The Android operating system on the device is Android 5.1 Lollypop and I have to say I like what Samsung has done with it. Samsung is famed for either over-engineering Android with its own embelishments or not doing enough with it and I have to say rival HTC has always done a better job.

This time Samsung has gotten it right. The Android OS feels elegant, is less cluttered and feels colourful and natural – more a Monet than a Kandinsky.

Features on the Samsung S6 Edge

Samsung S6 Edge smartphone

Samsung S6 Edge smartphone

Samsung has also added new features such as colour themes as well as personalisation themes that are there if you want them but at the same time sit respectfully in the background. Areas of the device have been colour coded, Samsung has enabled one-touch auto reply.

Along with the S6 and S6 Edge, Samsung also revealed the Gear VR, which works with the deivces to bring you Oculus Rift. I tried this in Barcelona too and if I had any doubts about VR, they are long gone.

In terms of camera technology Samsung has managed to squeeze its new real-time HDR feature into the 5MP front-facing camera, a world first for smartphones. The same real-time HDR technology features on the 16MP rear-facing camera too, which Samsung claims provides better lighting and clarity than on the competing iPhone 6.

In terms of battery life, I found the battery to be dependable. A single charge would last me 24 hours and beyond. Unfortunately I didn’t get to test the wireless induction charging capability that Samsung has introduced for the S6 and S6 Edge. Apparently it can be 40pc charged in 10 minutes and can be fully charged in half the time it takes to charge an iPhone 6. However, in fairness, I found the battery could be fully charged using a standard plug within an hour, which is respectable.
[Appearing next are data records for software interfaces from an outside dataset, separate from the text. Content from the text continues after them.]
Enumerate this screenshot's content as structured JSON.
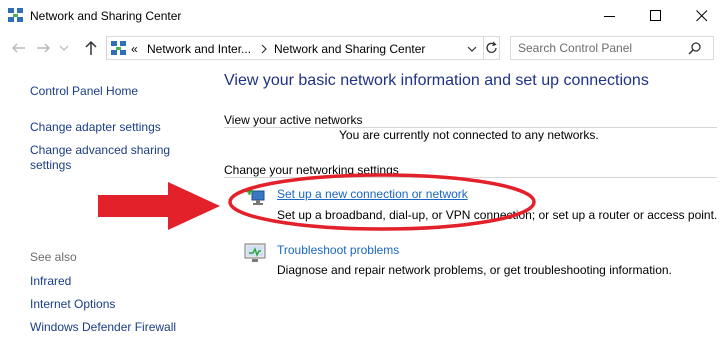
{
  "window": {
    "title": "Network and Sharing Center"
  },
  "address": {
    "overflow": "«",
    "crumbs": [
      "Network and Inter...",
      "Network and Sharing Center"
    ]
  },
  "search": {
    "placeholder": "Search Control Panel"
  },
  "sidebar": {
    "home": "Control Panel Home",
    "links": [
      "Change adapter settings",
      "Change advanced sharing",
      "settings"
    ],
    "see_also_heading": "See also",
    "see_also": [
      "Infrared",
      "Internet Options",
      "Windows Defender Firewall"
    ]
  },
  "main": {
    "title": "View your basic network information and set up connections",
    "active_networks_heading": "View your active networks",
    "active_networks_status": "You are currently not connected to any networks.",
    "change_settings_heading": "Change your networking settings",
    "tasks": [
      {
        "label": "Set up a new connection or network",
        "description": "Set up a broadband, dial-up, or VPN connection; or set up a router or access point.",
        "icon": "new-connection-icon"
      },
      {
        "label": "Troubleshoot problems",
        "description": "Diagnose and repair network problems, or get troubleshooting information.",
        "icon": "troubleshoot-icon"
      }
    ]
  },
  "annotation": {
    "color": "#e3212b"
  }
}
Verdict: 4 stars out of 5

Samsung S6 Edge smartphone

Samsung S6 Edge smartphone

Samsung needed to pull something magical out of the hat to compete with the focus on craftsmanship evident in the iPhone 6 and 6 Plus as well as devices from HTC and LG.
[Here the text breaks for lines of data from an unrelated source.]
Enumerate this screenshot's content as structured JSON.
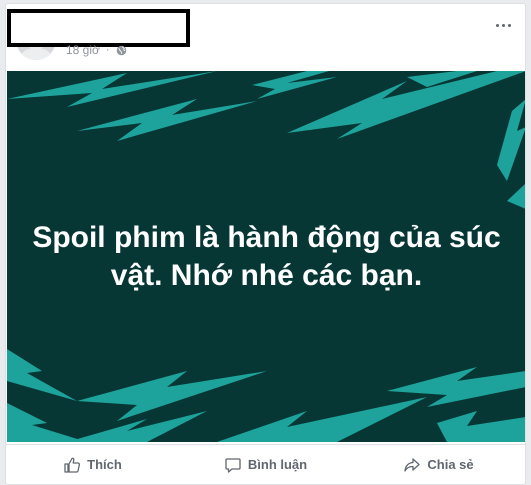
{
  "post": {
    "time": "18 giờ",
    "separator": "·",
    "image_text": "Spoil phim là hành động của súc vật. Nhớ nhé các bạn.",
    "colors": {
      "image_bg": "#073735",
      "bolt": "#1da39b",
      "text": "#ffffff"
    }
  },
  "actions": {
    "like_label": "Thích",
    "comment_label": "Bình luận",
    "share_label": "Chia sẻ"
  },
  "icons": {
    "avatar": "avatar",
    "privacy": "globe-icon",
    "options": "more-options-icon",
    "like": "thumbs-up-icon",
    "comment": "comment-bubble-icon",
    "share": "share-arrow-icon"
  }
}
The result is perhaps one of the most premium devices on the market and it will give the iPhone 6 a run for its money.

But on the other hand the device is pricey – perhaps too pricey to compete in the realm of devices from Xiaomi and Huawei that are hurting Samsung in markets like China.

But here in Ireland the premium phone will compete in the premium market and the device ranges from €249.99 right up to €749 depending on price plans. The device is available from Vodafone, Meteor, Three and Tesco Mobile.

If you can afford it, the S6 Edge is pretty flawless.


  • Excellent battery life
  • Beautiful design
  • Solid performance
  • Powerful camera


  • It comes with a hefty price tag
  • People will quibble with the loss of an SD card slot

John Kennedy is a journalist who served as editor of Silicon Republic for 17 years